by - Guest Author
February 1, 2023
Increasingly common severe weather events are catapulting America’s aging power system into the headlines. Late last year, millions of people across the United States lost power during winter storm Elliot and dozens of people died. When winter storm Uri struck Texas in February 2021, more than 200 people perished. Indeed, when the lights are out for even a few hours, life as we know it is disrupted, often with tragic consequences. During multiple severe weather incidents over the last decade, many electricity generation plants fell victim to extreme heat or cold.
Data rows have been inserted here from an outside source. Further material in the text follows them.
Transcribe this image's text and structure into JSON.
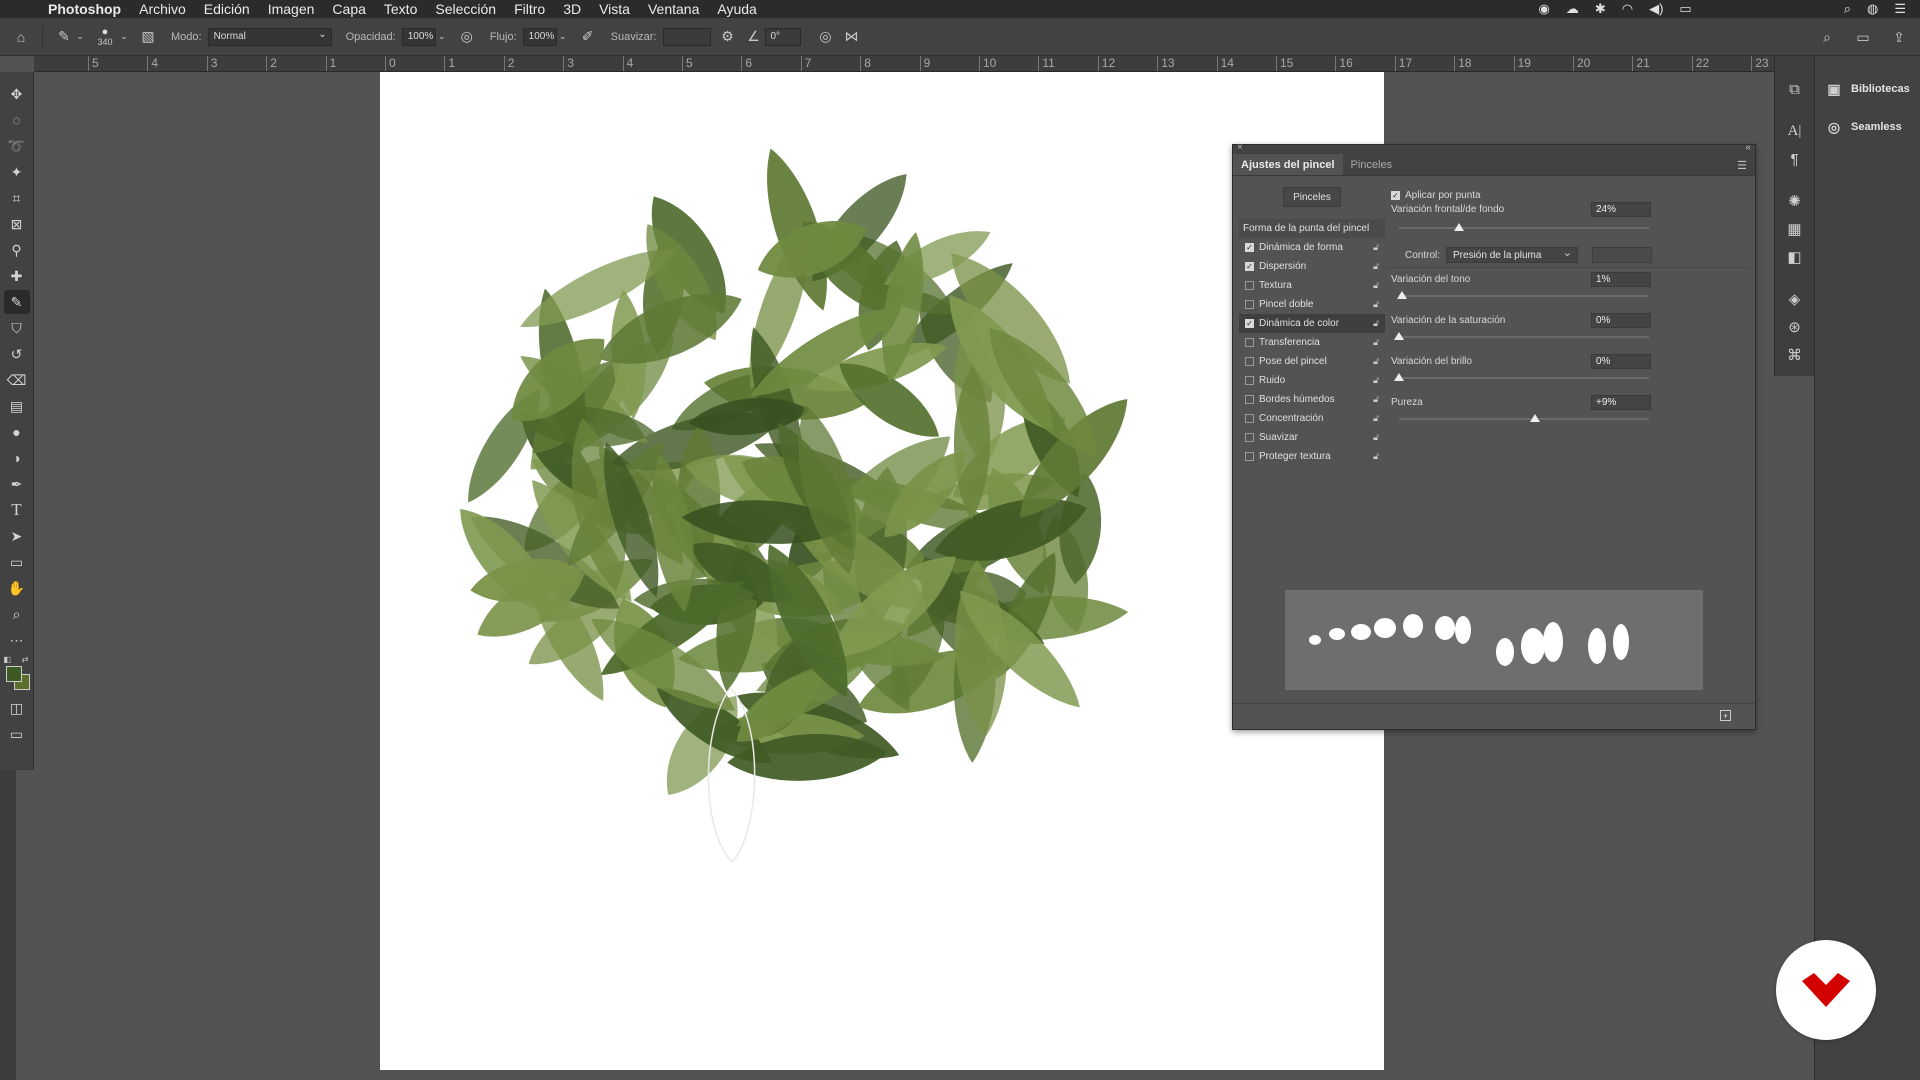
{
  "menubar": {
    "apple_icon": "apple-icon",
    "app_name": "Photoshop",
    "items": [
      "Archivo",
      "Edición",
      "Imagen",
      "Capa",
      "Texto",
      "Selección",
      "Filtro",
      "3D",
      "Vista",
      "Ventana",
      "Ayuda"
    ]
  },
  "options_bar": {
    "brush_size": "340",
    "mode_label": "Modo:",
    "mode_value": "Normal",
    "opacity_label": "Opacidad:",
    "opacity_value": "100%",
    "flow_label": "Flujo:",
    "flow_value": "100%",
    "smoothing_label": "Suavizar:",
    "smoothing_value": "",
    "angle_value": "0°"
  },
  "ruler_top": [
    "5",
    "4",
    "3",
    "2",
    "1",
    "0",
    "1",
    "2",
    "3",
    "4",
    "5",
    "6",
    "7",
    "8",
    "9",
    "10",
    "11",
    "12",
    "13",
    "14",
    "15",
    "16",
    "17",
    "18",
    "19",
    "20",
    "21",
    "22",
    "23"
  ],
  "dock_panels": {
    "libraries": "Bibliotecas",
    "seamless": "Seamless"
  },
  "brush_panel": {
    "tab_active": "Ajustes del pincel",
    "tab_other": "Pinceles",
    "brushes_button": "Pinceles",
    "tip_shape": "Forma de la punta del pincel",
    "options": [
      {
        "label": "Dinámica de forma",
        "checked": true
      },
      {
        "label": "Dispersión",
        "checked": true
      },
      {
        "label": "Textura",
        "checked": false
      },
      {
        "label": "Pincel doble",
        "checked": false
      },
      {
        "label": "Dinámica de color",
        "checked": true
      },
      {
        "label": "Transferencia",
        "checked": false
      },
      {
        "label": "Pose del pincel",
        "checked": false
      },
      {
        "label": "Ruido",
        "checked": false
      },
      {
        "label": "Bordes húmedos",
        "checked": false
      },
      {
        "label": "Concentración",
        "checked": false
      },
      {
        "label": "Suavizar",
        "checked": false
      },
      {
        "label": "Proteger textura",
        "checked": false
      }
    ],
    "apply_per_tip": "Aplicar por punta",
    "fg_bg_jitter": {
      "label": "Variación frontal/de fondo",
      "value": "24%",
      "level": 0.24
    },
    "control_label": "Control:",
    "control_value": "Presión de la pluma",
    "hue_jitter": {
      "label": "Variación del tono",
      "value": "1%",
      "level": 0.01
    },
    "saturation_jitter": {
      "label": "Variación de la saturación",
      "value": "0%",
      "level": 0.0
    },
    "brightness_jitter": {
      "label": "Variación del brillo",
      "value": "0%",
      "level": 0.0
    },
    "purity": {
      "label": "Pureza",
      "value": "+9%",
      "level": 0.545
    }
  },
  "colors": {
    "foreground": "#3d5a25",
    "background": "#5b6e2b",
    "logo_red": "#d40000"
  }
}
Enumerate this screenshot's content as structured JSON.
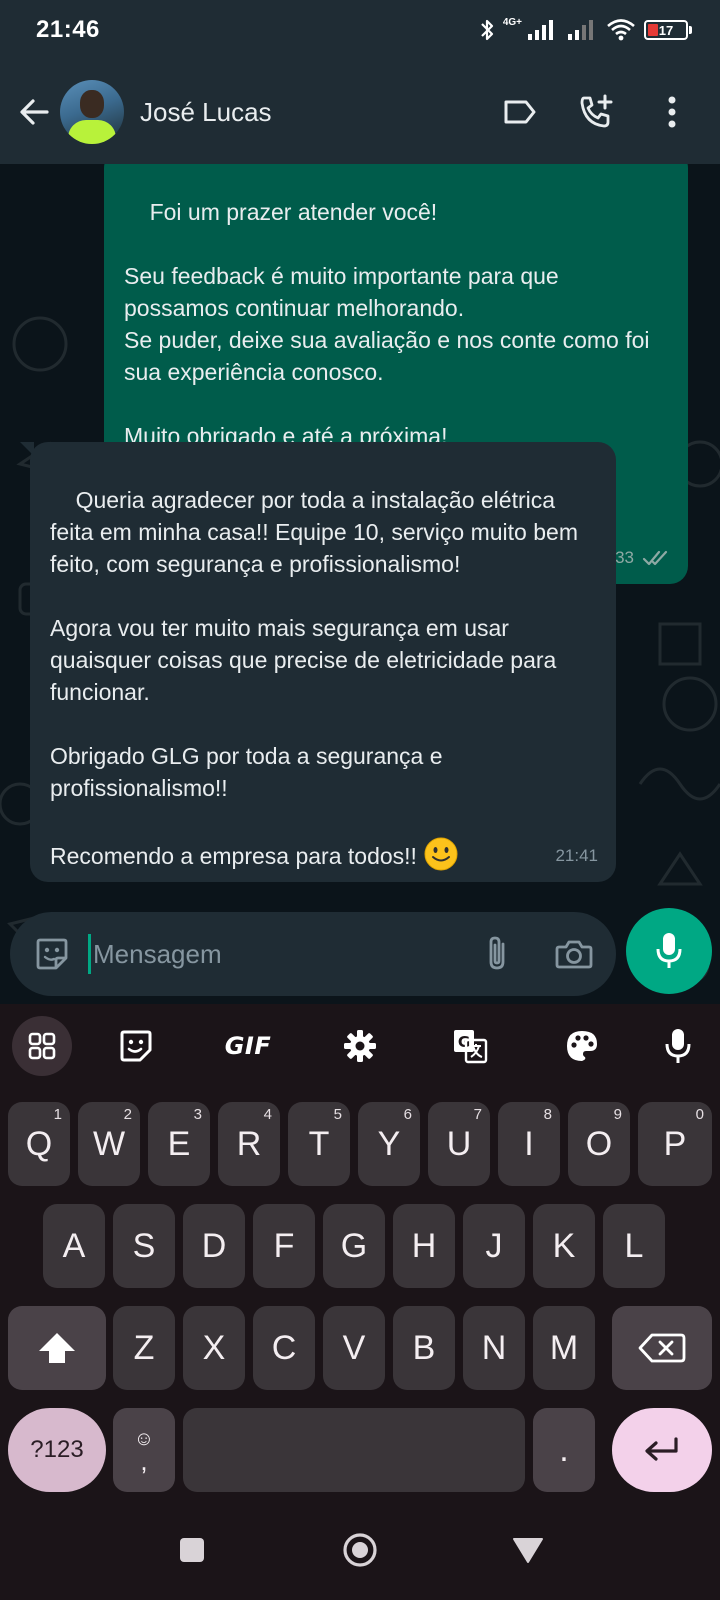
{
  "status_bar": {
    "time": "21:46",
    "network": "4G+",
    "battery": "17"
  },
  "header": {
    "contact_name": "José Lucas",
    "icons": [
      "back-arrow-icon",
      "label-icon",
      "add-call-icon",
      "more-vert-icon"
    ]
  },
  "messages": [
    {
      "direction": "outgoing",
      "text": "Foi um prazer atender você!\n\nSeu feedback é muito importante para que possamos continuar melhorando.\nSe puder, deixe sua avaliação e nos conte como foi sua experiência conosco.\n\nMuito obrigado e até a próxima!",
      "time": "21:33",
      "status": "read"
    },
    {
      "direction": "incoming",
      "text": "Queria agradecer por toda a instalação elétrica feita em minha casa!! Equipe 10, serviço muito bem feito, com segurança e profissionalismo!\n\nAgora vou ter muito mais segurança em usar quaisquer coisas que precise de eletricidade para funcionar.\n\nObrigado GLG por toda a segurança e profissionalismo!!\n\nRecomendo a empresa para todos!!",
      "time": "21:41"
    }
  ],
  "composer": {
    "placeholder": "Mensagem"
  },
  "keyboard": {
    "toolbar": {
      "gif_label": "GIF"
    },
    "rows": [
      [
        "Q",
        "W",
        "E",
        "R",
        "T",
        "Y",
        "U",
        "I",
        "O",
        "P"
      ],
      [
        "A",
        "S",
        "D",
        "F",
        "G",
        "H",
        "J",
        "K",
        "L"
      ],
      [
        "Z",
        "X",
        "C",
        "V",
        "B",
        "N",
        "M"
      ]
    ],
    "number_hints": [
      "1",
      "2",
      "3",
      "4",
      "5",
      "6",
      "7",
      "8",
      "9",
      "0"
    ],
    "symbols_label": "?123",
    "emoji_key_top": "☺",
    "emoji_key_bottom": ",",
    "period_label": "."
  },
  "colors": {
    "outgoing_bubble": "#005c4b",
    "incoming_bubble": "#1f2c34",
    "accent": "#00a884",
    "read_ticks": "#8ea9a4"
  }
}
Few people outside the industry realize that when a plant fails in one area, power must be delivered from far away to keep the lights on. But that approach only works when the power grid, or the regional transmission network, has enough capacity to move large amounts of power over long distances. A robust grid is key to both providing reliable service through severe weather and enabling decarbonization by connecting clean energy resources. Despite increased attention on the grid from the public and lawmakers, little actual policy has passed. With divided government in the current Congress, leadership will likely need to come from states to collaborate on regional grid plans and from the nation’s transmission regulator, the Federal Energy Regulatory Commission. In 2021 and 2022, Congress and federal executive agencies almost achieved three goals that could have transformed the grid: 1.   A tax credit for large-scale interregional transmission would have made new lines cheaper for consumers and eased the path to cost recovery and investment. 2.   A proposed FERC rule would have made transmission planning more proactive for long term reliability and to connect the future energy mix in each region. 3.   And a bill from West Virginia Senator Joe Manchin would have addressed cost allocation and streamlined the federal permitting process. But as of now, none of those measures are in place. Some smaller transmission measures did make it into IRA and the Infrastructure Investment and Jobs Act passed in 2021. But grid funding from these laws is in the range of $5 billion—not a particularly impactful amount in a sector that spends $5 billion every few months. Plus, the focus of these laws is on loans, which few transmission developers want to use because the problem is not access to initial capital but recouping that money when the project is complete. Without much help from Congress, electric utilities and state and federal regulators need to step up. Over the last two years, FERC collaborated with state regulators to create a promising proposal for transmission planning that would have, for the first time, required utilities to plan on a long-term basis for reliability and anticipated future energy sources. Unfortunately, whether intentional or not, the proposal includes loopholes. Instead of firmly requiring utilities to plan for reliability and future energy sources, the Commission proposed only to make those considerations optional. Unless strengthened, the result could be a toothless piece of guidance the industry ignores. Encouragingly, the newly designated Interim FERC Chair, Willie Phillips, recently stated reliability and transmission will be top priorities this year. An opportunity exists to plug the loopholes and pass a rule that makes long-term reliability planning a requirement. Meanwhile, no state, utility or region needs to wait for FERC’s action. Each region can produce their own plans for the future of their power grid and submit those plans to FERC for approval on cost allocation and recovery. FERC tends to approve proposals when regions work together to create a cohesive roadmap. There are many opportunities to increase delivery capacity with new technologies over existing transmission corridors, which can happen quickly while bigger plans are developed. The California and Midwest systems, for example, are already making their own plans with active involvement from states and utilities in those regions. Both have incorporated expectations of the future resource mix and included reliability in their long-term plans. Almost all of the Midwest’s expansion plans utilize existing corridors, making new construction easier. For both reliable service and climate mitigation, there is no alternative to pressing forward with ambitious grid planning and policies. Reliable, affordable and clean power depend on it.